== Data supplied

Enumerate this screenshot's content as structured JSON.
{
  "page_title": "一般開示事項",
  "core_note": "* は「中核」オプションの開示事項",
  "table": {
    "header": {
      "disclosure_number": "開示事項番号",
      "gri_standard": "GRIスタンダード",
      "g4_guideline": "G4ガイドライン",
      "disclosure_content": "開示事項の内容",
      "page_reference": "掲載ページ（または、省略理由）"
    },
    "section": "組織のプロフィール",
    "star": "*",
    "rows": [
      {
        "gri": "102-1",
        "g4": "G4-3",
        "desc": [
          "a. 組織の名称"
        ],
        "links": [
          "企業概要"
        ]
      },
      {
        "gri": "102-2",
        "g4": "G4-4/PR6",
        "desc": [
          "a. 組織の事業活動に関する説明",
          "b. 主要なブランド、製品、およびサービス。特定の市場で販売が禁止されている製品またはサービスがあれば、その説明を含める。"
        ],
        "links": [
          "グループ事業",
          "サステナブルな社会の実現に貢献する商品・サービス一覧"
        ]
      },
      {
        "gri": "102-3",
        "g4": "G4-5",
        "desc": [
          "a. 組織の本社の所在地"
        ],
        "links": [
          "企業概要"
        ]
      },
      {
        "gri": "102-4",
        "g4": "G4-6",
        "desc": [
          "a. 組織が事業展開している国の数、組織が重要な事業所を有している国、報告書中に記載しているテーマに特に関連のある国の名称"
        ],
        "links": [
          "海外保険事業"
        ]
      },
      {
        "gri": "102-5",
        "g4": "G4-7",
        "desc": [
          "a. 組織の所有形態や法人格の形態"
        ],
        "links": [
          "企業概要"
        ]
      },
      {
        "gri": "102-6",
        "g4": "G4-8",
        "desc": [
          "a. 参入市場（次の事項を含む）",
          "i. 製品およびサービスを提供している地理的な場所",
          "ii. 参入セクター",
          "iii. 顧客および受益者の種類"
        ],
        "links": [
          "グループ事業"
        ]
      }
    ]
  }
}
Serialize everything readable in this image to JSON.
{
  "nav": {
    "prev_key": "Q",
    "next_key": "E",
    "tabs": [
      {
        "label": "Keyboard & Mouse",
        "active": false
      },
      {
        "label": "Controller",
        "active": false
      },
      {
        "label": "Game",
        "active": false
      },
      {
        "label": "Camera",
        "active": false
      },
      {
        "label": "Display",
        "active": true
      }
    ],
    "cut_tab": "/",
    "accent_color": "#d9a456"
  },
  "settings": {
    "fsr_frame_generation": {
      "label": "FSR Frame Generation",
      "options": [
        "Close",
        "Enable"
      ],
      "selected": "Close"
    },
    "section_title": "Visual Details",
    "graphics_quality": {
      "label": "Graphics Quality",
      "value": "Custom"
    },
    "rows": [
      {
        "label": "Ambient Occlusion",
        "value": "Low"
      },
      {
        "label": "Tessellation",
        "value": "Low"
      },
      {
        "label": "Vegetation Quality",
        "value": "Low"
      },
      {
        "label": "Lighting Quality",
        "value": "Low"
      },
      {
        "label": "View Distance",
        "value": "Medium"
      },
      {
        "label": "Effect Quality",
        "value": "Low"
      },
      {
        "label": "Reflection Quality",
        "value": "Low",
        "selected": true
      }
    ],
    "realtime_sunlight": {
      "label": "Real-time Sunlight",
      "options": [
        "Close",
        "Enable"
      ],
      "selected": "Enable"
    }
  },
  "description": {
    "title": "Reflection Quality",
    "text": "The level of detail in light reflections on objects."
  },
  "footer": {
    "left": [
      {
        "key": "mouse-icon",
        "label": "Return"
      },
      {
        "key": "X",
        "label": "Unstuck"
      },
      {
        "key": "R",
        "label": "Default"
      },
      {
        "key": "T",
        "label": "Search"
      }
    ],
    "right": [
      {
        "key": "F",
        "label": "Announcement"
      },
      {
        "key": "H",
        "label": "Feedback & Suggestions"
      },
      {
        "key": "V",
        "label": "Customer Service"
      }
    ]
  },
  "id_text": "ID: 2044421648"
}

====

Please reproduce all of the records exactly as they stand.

• Problem solution
Enumerate this screenshot's content as structured JSON.
{
  "page_title": "一般開示事項",
  "core_note": "* は「中核」オプションの開示事項",
  "table": {
    "header": {
      "disclosure_number": "開示事項番号",
      "gri_standard": "GRIスタンダード",
      "g4_guideline": "G4ガイドライン",
      "disclosure_content": "開示事項の内容",
      "page_reference": "掲載ページ（または、省略理由）"
    },
    "section": "組織のプロフィール",
    "star": "*",
    "rows": [
      {
        "gri": "102-1",
        "g4": "G4-3",
        "desc": [
          "a. 組織の名称"
        ],
        "links": [
          "企業概要"
        ]
      },
      {
        "gri": "102-2",
        "g4": "G4-4/PR6",
        "desc": [
          "a. 組織の事業活動に関する説明",
          "b. 主要なブランド、製品、およびサービス。特定の市場で販売が禁止されている製品またはサービスがあれば、その説明を含める。"
        ],
        "links": [
          "グループ事業",
          "サステナブルな社会の実現に貢献する商品・サービス一覧"
        ]
      },
      {
        "gri": "102-3",
        "g4": "G4-5",
        "desc": [
          "a. 組織の本社の所在地"
        ],
        "links": [
          "企業概要"
        ]
      },
      {
        "gri": "102-4",
        "g4": "G4-6",
        "desc": [
          "a. 組織が事業展開している国の数、組織が重要な事業所を有している国、報告書中に記載しているテーマに特に関連のある国の名称"
        ],
        "links": [
          "海外保険事業"
        ]
      },
      {
        "gri": "102-5",
        "g4": "G4-7",
        "desc": [
          "a. 組織の所有形態や法人格の形態"
        ],
        "links": [
          "企業概要"
        ]
      },
      {
        "gri": "102-6",
        "g4": "G4-8",
        "desc": [
          "a. 参入市場（次の事項を含む）",
          "i. 製品およびサービスを提供している地理的な場所",
          "ii. 参入セクター",
          "iii. 顧客および受益者の種類"
        ],
        "links": [
          "グループ事業"
        ]
      }
    ]
  }
}
Serialize everything readable in this image to JSON.
{
  "nav": {
    "prev_key": "Q",
    "next_key": "E",
    "tabs": [
      {
        "label": "Keyboard & Mouse",
        "active": false
      },
      {
        "label": "Controller",
        "active": false
      },
      {
        "label": "Game",
        "active": false
      },
      {
        "label": "Camera",
        "active": false
      },
      {
        "label": "Display",
        "active": true
      }
    ],
    "cut_tab": "/",
    "accent_color": "#d9a456"
  },
  "settings": {
    "fsr_frame_generation": {
      "label": "FSR Frame Generation",
      "options": [
        "Close",
        "Enable"
      ],
      "selected": "Close"
    },
    "section_title": "Visual Details",
    "graphics_quality": {
      "label": "Graphics Quality",
      "value": "Custom"
    },
    "rows": [
      {
        "label": "Ambient Occlusion",
        "value": "Low"
      },
      {
        "label": "Tessellation",
        "value": "Low"
      },
      {
        "label": "Vegetation Quality",
        "value": "Low"
      },
      {
        "label": "Lighting Quality",
        "value": "Low"
      },
      {
        "label": "View Distance",
        "value": "Medium"
      },
      {
        "label": "Effect Quality",
        "value": "Low"
      },
      {
        "label": "Reflection Quality",
        "value": "Low",
        "selected": true
      }
    ],
    "realtime_sunlight": {
      "label": "Real-time Sunlight",
      "options": [
        "Close",
        "Enable"
      ],
      "selected": "Enable"
    }
  },
  "description": {
    "title": "Reflection Quality",
    "text": "The level of detail in light reflections on objects."
  },
  "footer": {
    "left": [
      {
        "key": "mouse-icon",
        "label": "Return"
      },
      {
        "key": "X",
        "label": "Unstuck"
      },
      {
        "key": "R",
        "label": "Default"
      },
      {
        "key": "T",
        "label": "Search"
      }
    ],
    "right": [
      {
        "key": "F",
        "label": "Announcement"
      },
      {
        "key": "H",
        "label": "Feedback & Suggestions"
      },
      {
        "key": "V",
        "label": "Customer Service"
      }
    ]
  },
  "id_text": "ID: 2044421648"
}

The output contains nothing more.